Whether you can't stand to see your relatives stuck in a financial rut or you just want to share some of your personal wealth, the IRS might rain on your parade of gifts if you give your relatives substantial sums of money. The only person you can give unlimited amounts of money to for any purpose is your spouse, so your generosity to other relatives might cause you to owe gift taxes.
If you don't give any relative more than the annual exclusion, you won't be taxed by the IRS for being too generous. As of 2014, you're allowed to give any person up to $14,000 each year without any gift tax implications. That means you could give your sister, mother, uncle and nephew $14,000 each and still not have to file a gift tax return. However, if you give just one relative, say your nephew, $15,000, then you must file a gift tax return.
Besides the annual exclusion, you're also allotted a lifetime exemption from transfer taxes -- the gift tax and the estate tax -- which is set at $5,340,000 as of 2014. That means you can give away that much money over the course of your lifetime, and at your death, before you have to pay either gift or estate taxes. For example, say that you give your nephew $15,000. The first $14,000 is covered by the annual exclusion. The last $1,000 drops your lifetime exemption from $5,340,000 to $5,339,000, but you won't owe any taxes.
Special Purpose Gifts
The IRS also has two significant exceptions on gifts to anyone, including relatives, being counted as gifts. First, you can pay tuition costs in any amount as long as it's paid directly to the school. Second, you can pay any amount of medical expenses as long as you pay it directly to the service provider. For example, say your niece is in college and you want to pay her $30,000 tuition bill. If you write her a $30,000 check, that counts as a taxable gift, even though she might use it for tuition. But if you pay the tuition bill directly to the school, you're off the hook for gift taxes.

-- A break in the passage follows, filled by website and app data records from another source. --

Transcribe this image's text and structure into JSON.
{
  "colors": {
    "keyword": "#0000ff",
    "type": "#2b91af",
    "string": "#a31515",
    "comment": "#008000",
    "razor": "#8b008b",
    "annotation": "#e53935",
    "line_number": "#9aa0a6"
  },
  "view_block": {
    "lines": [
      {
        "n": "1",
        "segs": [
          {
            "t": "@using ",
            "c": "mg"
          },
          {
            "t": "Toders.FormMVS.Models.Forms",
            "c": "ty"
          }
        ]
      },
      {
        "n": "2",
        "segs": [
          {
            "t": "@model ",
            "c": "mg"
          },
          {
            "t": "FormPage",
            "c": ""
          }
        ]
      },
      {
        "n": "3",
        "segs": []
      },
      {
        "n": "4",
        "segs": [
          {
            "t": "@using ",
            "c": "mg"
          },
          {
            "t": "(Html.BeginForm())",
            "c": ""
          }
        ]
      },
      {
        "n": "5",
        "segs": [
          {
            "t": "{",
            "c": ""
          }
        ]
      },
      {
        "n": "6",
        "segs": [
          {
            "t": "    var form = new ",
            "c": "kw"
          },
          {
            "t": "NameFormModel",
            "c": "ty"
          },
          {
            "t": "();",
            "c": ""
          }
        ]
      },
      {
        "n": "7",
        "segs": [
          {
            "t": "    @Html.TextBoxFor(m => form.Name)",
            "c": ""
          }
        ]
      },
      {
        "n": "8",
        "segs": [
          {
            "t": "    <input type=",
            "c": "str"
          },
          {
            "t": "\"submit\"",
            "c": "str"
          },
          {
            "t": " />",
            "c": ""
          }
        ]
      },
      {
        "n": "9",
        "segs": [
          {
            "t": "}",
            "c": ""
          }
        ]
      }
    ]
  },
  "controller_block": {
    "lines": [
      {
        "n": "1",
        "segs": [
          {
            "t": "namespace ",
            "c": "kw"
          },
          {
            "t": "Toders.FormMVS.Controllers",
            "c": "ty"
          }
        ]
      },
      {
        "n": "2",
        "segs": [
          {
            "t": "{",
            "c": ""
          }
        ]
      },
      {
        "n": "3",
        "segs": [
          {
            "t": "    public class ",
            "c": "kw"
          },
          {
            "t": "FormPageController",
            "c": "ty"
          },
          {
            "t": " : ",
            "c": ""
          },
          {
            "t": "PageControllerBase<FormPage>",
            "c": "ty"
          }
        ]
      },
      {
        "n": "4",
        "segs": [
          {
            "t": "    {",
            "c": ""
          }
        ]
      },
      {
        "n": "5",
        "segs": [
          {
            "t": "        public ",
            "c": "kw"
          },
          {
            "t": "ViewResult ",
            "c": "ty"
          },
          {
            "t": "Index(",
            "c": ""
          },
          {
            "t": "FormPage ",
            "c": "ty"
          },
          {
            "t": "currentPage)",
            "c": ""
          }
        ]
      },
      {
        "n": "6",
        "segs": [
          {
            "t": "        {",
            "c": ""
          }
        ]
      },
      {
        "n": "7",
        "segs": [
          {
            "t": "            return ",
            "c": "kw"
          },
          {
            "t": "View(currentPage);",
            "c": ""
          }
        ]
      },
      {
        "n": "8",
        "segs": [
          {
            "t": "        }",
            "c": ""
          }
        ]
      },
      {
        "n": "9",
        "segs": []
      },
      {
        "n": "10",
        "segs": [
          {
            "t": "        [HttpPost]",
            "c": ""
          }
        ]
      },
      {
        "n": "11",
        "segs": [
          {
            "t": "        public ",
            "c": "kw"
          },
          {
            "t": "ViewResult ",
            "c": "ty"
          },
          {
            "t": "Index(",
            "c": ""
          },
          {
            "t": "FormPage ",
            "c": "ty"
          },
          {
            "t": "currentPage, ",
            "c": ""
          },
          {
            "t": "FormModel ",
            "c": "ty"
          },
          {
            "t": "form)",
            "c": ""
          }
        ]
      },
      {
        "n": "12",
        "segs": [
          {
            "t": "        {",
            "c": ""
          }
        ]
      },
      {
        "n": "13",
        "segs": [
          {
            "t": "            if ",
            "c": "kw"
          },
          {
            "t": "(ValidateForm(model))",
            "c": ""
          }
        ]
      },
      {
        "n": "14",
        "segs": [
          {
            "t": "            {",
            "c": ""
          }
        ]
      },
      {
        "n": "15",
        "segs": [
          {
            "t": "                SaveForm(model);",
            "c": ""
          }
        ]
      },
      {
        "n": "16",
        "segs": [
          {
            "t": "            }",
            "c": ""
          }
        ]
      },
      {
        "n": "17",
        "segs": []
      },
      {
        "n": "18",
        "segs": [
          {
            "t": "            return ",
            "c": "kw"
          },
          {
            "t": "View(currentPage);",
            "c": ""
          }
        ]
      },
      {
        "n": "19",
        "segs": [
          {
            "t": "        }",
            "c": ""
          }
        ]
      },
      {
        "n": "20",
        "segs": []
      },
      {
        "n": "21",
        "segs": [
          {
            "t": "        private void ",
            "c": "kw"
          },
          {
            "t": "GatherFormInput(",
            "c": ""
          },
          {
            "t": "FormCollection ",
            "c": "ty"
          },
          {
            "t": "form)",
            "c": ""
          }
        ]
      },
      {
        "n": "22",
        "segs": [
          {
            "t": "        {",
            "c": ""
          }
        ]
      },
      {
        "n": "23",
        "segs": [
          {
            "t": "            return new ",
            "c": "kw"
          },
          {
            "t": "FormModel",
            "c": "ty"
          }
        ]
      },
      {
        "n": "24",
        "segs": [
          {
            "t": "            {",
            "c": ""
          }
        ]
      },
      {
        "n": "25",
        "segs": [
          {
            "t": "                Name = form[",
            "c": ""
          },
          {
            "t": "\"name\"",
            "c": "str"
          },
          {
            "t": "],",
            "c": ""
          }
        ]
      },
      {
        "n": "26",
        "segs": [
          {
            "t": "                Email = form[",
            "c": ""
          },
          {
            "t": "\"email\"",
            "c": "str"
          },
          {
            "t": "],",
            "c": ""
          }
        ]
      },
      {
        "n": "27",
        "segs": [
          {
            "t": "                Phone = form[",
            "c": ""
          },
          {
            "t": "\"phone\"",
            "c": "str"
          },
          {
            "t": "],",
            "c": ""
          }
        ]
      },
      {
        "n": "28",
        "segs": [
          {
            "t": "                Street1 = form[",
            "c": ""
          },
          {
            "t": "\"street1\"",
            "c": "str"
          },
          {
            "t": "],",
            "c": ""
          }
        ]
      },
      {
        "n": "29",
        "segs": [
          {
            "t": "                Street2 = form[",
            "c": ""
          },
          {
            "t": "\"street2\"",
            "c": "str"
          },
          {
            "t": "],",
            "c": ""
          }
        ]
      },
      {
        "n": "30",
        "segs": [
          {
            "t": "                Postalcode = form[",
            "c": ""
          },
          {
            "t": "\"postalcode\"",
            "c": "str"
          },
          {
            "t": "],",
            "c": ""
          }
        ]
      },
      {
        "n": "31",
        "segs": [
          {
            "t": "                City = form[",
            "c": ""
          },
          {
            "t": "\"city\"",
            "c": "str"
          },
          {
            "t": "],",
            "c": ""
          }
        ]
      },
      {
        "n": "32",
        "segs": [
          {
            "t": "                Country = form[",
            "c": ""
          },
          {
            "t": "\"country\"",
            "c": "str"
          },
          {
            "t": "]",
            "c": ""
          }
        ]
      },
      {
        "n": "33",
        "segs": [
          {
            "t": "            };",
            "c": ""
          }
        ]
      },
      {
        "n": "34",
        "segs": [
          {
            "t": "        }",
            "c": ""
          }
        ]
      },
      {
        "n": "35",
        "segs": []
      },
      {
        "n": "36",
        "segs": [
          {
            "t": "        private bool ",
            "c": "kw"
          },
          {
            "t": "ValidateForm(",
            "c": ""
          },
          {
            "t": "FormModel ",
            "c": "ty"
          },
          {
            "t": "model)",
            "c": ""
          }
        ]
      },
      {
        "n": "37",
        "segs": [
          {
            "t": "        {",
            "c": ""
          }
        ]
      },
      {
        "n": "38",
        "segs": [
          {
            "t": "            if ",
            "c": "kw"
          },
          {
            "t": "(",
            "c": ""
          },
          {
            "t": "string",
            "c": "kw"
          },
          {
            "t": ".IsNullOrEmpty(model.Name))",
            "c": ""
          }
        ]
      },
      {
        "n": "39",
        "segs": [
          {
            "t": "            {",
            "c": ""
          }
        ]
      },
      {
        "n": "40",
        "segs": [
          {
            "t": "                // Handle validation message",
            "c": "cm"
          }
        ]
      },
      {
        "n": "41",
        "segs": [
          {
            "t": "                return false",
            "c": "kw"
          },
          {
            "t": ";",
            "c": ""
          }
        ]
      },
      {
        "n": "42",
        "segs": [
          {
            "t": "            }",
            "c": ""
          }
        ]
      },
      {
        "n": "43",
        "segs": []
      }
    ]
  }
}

If you're married, you have an additional weapon in your arsenal to avoid gift taxes: gift splitting. As long as your spouse consents, you're allowed to treat all gifts that you make as made half by you and half by your spouse, effectively doubling the amount you can give each year. For example, if you alone write a $20,000 check to your brother to help with a down payment, you just made a $6,000 taxable gift because you're over the $14,000 limit. But if you gift split, the gift is treated as if it were made $10,000 by you and $10,000 by your spouse, so none of the gift is taxable to either of you.
Mark Kennan is a writer based in the Kansas City area, specializing in personal finance and business topics. He has been writing since 2009 and has been published by "Quicken," "TurboTax," and "The Motley Fool."